– Get your blank index cards and write one idea per card, ensuring that you put the number for the bibliography card on the front of the cue card. Only write on the front so that you have it all right before your eyes. Ensure you paraphrase the quote to your best ability and, if you opt to quote word for word, ensure that you mark it with quotation marks and the page number(s). Better yet, always write the page numbers for the quotes, whether paraphrased or cited word-for-word, so that you can go back to it at any time to reference the original material.
– Check your outline now, and see what heading topic fits for your cue card. Make sure you use roman numerals and alphabetical hierarchical lettering in your outline so that you can just jot that letter down in your cue card. Put this in the upper right hand corner of the cue card. Put a one or two word heading beside it that sums up the content, and try to be consistent with the heading names across cue cards, wherever possible. If you have no place in your outline for the quote you captured, put a star in the upper right hand corner of the cue card as you may include it later on or may insert an additional section into your outline that fits with the cue card.
– Make sure you put your personal thoughts on cue cards, too. Mark the upper right hand side of the cue card with an “M” for “mine”. Your musings are just as important to a paper as any other authors, and any opportunity to fit your perspectives into a well-structured essay work wonders for your potential grade.
– Now that you have all of your research material read and your cue cards made, group them according to where they are in the outline. For each group of cue cards that fit under a heading in your outline, further organize them into a logical order.
– Put the miscellaneous cue cards that you marked with an asterisk in addition to your personal thoughts you marked with an “M” into the structure where they most fit. If they don’t fit, just place them at the back of the stack for reference in case an opportunity to fit them into your essay arises. Voila. There you have it: your own detailed outline. Now just start writing to your heart’s content.

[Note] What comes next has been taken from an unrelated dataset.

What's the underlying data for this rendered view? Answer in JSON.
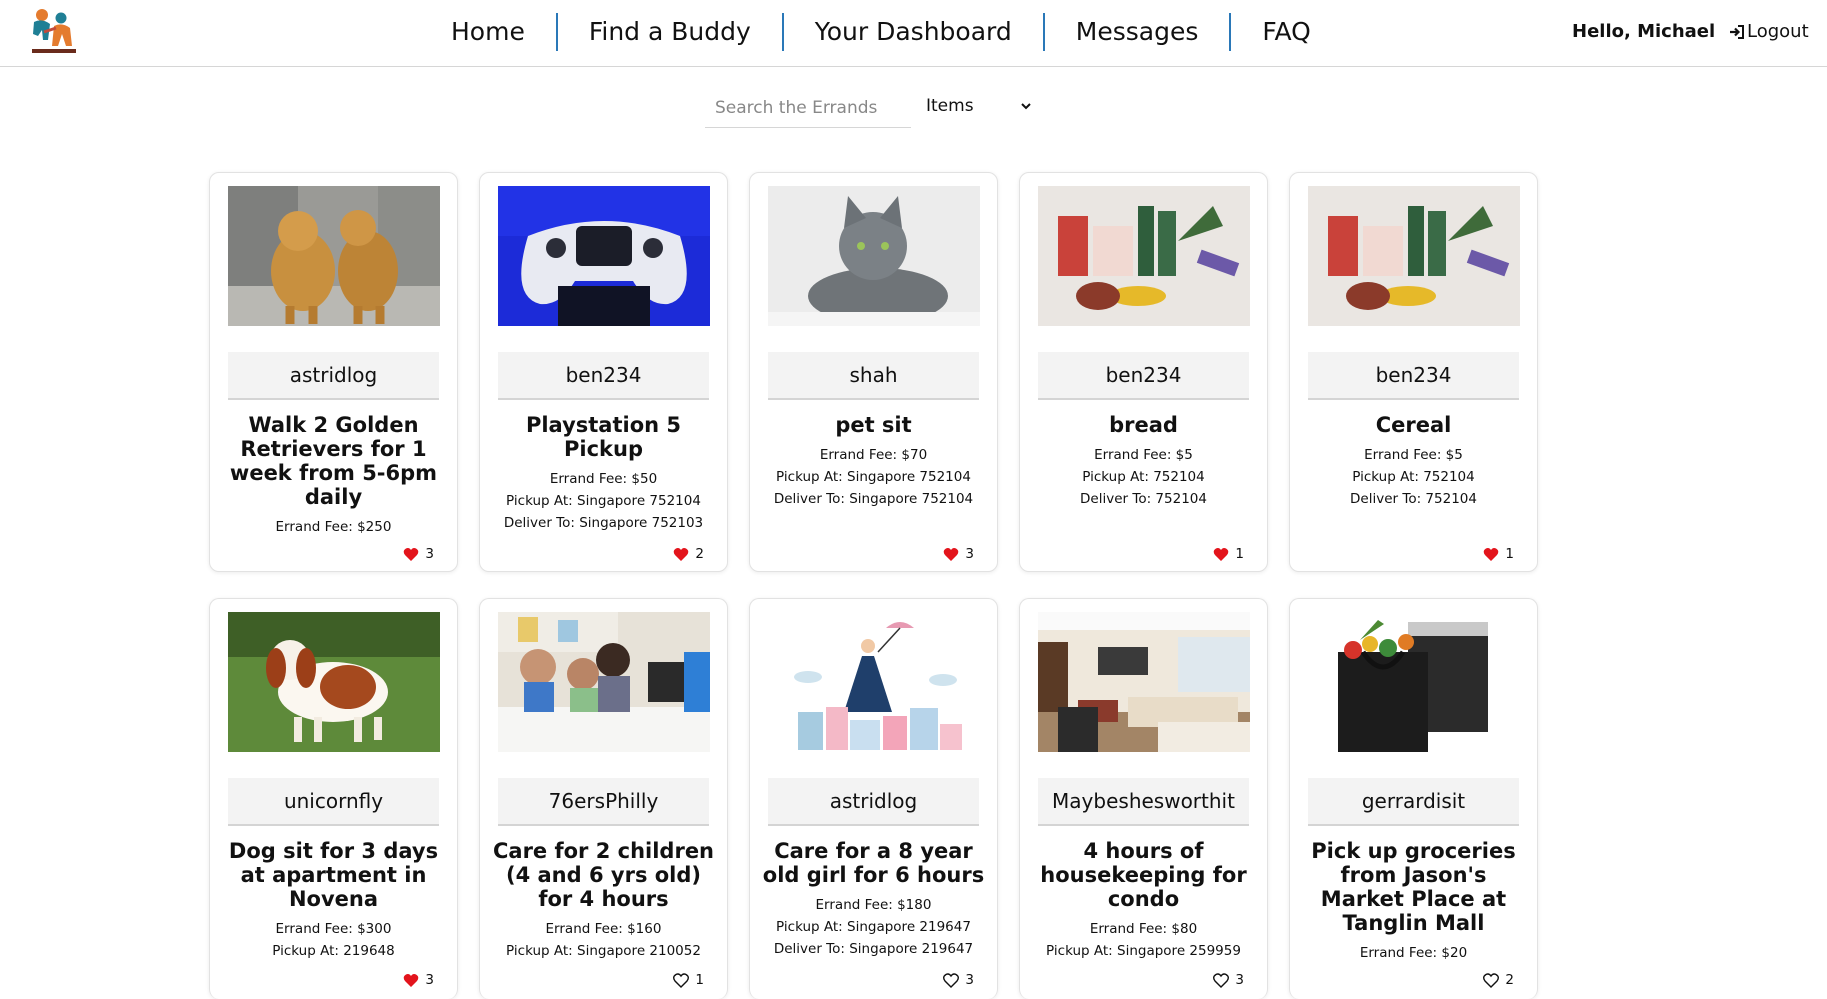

While Fry recommends using the cue cards for the outline?and The Study Dude does, too?I’d recommend you make it extra easy on yourself and type up the cue cards (with the paraphrased or word-for-word cited quotes) in order of grouping. Add an introductory sentence that sums the paragraphs idea up (and there should only be one key idea per paragraph) and use a lead in a follow-up sentence for each quote you include. This system will make your life easier, and The Study Dude will sleep easier at night, too, knowing that you will be acing your classes with fewer pressures. Whew!
The Cornell System
How can The Study Dude claim to be a guru of study tips with substance without having yet mentioned the Cornell system? When searching books on the Cornell system on Amazon, I found only notepads with sheets of paper with a vertical line three inches from the left of the book marked down each page. Namely, the Cornell system requires you to write on the larger side of the rule, taking all of your notes as usual, and then filling in the three-inch side of the left page with key words that delineate to what the notes pertain. The left-hand side becomes a section for putting types of, if you will, headings and subheadings, while the right-hand side is for all of your usual notes. There you have it! Cornell demystified.
So, there’s nothing to fear. The Study Dude is determined to make right for you all the wrongs I made in grad school?one A+ at a time.
Fry, Ron. (2012). How to study. (7th Edition). Boston, MA: Course Technology: Cengage Learning.